Start of Block

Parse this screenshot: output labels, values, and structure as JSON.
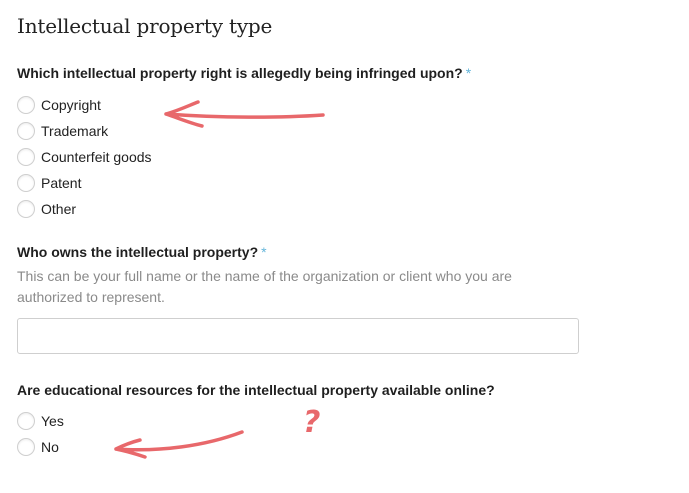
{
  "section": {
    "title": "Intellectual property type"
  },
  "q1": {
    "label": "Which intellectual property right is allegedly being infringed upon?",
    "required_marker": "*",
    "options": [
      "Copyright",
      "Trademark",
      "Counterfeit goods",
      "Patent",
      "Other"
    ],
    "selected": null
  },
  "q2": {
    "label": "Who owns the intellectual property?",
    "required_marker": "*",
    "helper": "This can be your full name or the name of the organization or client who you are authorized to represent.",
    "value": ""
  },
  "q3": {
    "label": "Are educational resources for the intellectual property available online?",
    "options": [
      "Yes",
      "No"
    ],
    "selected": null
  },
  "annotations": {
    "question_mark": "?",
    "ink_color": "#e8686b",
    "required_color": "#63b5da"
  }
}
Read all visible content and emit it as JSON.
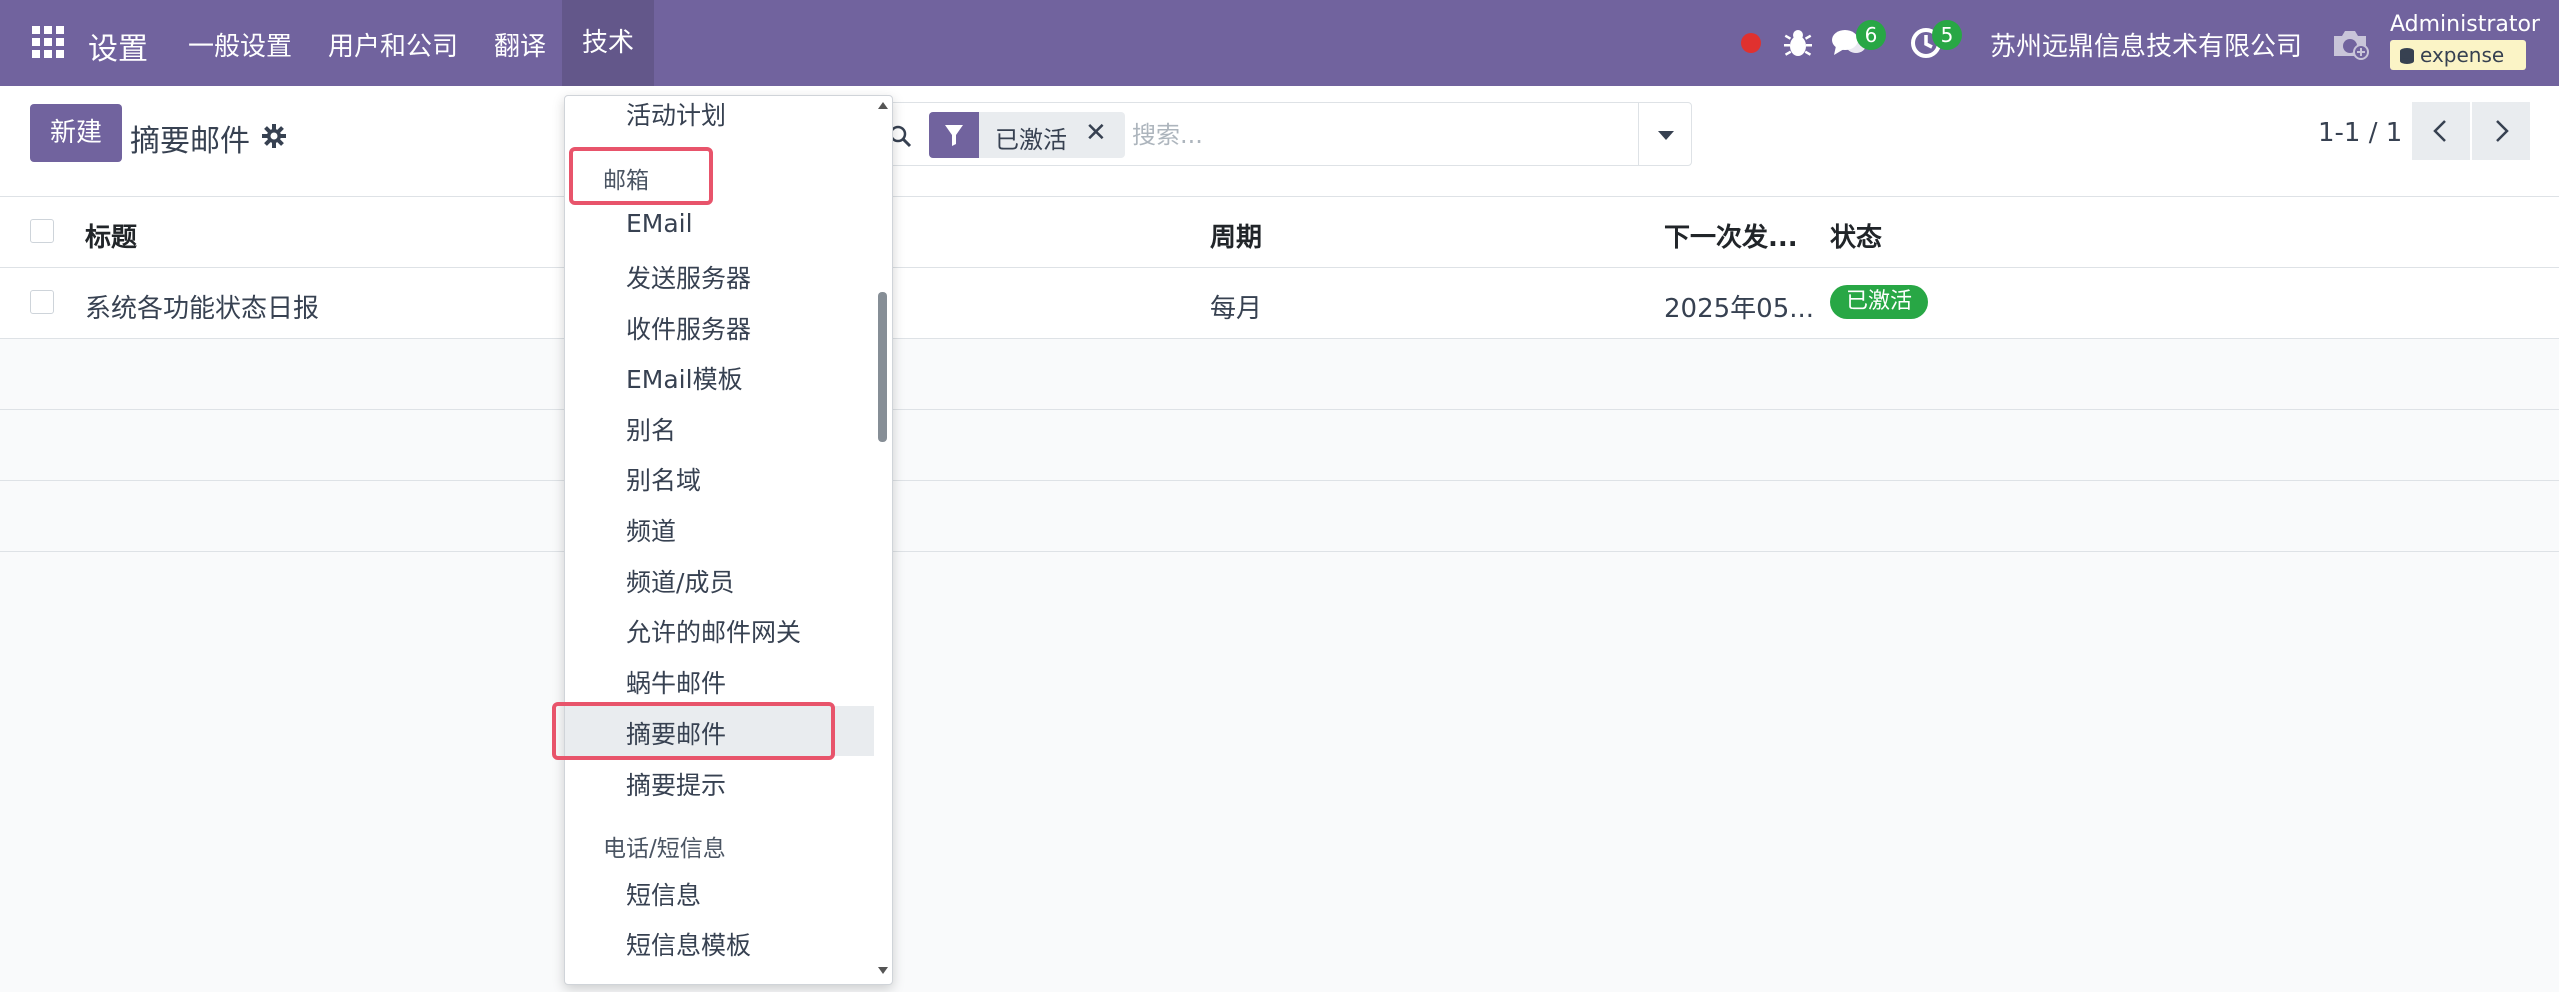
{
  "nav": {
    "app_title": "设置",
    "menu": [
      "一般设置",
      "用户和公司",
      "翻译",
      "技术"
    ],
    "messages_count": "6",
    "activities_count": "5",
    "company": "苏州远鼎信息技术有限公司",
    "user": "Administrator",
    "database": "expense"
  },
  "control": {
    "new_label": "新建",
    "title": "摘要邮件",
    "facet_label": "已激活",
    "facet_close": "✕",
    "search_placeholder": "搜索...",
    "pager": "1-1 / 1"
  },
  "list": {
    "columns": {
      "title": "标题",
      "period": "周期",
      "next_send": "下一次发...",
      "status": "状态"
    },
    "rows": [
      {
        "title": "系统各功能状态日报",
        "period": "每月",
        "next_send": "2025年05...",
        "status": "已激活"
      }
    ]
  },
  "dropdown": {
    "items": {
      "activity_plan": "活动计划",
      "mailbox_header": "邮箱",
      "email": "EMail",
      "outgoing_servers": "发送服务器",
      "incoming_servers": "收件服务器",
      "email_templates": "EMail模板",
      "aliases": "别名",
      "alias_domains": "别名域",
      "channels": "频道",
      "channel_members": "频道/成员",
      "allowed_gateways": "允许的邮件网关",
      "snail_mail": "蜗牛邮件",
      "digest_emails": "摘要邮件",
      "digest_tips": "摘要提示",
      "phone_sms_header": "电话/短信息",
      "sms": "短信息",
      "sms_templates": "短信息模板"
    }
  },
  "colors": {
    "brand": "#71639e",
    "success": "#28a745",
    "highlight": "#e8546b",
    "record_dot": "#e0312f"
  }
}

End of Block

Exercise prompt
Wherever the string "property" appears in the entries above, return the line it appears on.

Result of the exercise
    "title": "Intellectual property type"
    "label": "Which intellectual property right is allegedly being infringed upon?",
    "label": "Who owns the intellectual property?",
    "label": "Are educational resources for the intellectual property available online?",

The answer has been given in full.